What to work on:
Report how many lines of the records below include the word "JSON". Give nothing but the number.

Listed entries:
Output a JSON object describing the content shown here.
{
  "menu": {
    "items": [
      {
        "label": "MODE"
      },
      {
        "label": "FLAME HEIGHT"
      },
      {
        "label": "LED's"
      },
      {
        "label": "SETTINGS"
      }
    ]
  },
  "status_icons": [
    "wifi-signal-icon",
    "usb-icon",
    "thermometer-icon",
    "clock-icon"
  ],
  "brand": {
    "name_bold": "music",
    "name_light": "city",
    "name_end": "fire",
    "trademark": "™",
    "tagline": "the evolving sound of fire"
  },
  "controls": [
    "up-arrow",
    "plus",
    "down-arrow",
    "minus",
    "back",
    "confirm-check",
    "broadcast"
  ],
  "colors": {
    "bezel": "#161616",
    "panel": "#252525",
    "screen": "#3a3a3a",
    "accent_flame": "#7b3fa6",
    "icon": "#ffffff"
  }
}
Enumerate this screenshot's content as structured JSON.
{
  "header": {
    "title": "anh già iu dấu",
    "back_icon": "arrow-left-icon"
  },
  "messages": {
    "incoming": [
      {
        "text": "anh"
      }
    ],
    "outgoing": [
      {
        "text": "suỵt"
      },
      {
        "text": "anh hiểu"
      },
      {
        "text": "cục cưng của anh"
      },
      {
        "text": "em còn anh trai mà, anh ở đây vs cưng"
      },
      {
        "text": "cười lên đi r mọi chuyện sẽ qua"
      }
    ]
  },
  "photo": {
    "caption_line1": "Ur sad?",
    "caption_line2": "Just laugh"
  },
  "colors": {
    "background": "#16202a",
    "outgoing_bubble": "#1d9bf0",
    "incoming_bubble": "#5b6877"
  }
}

The completed task:
2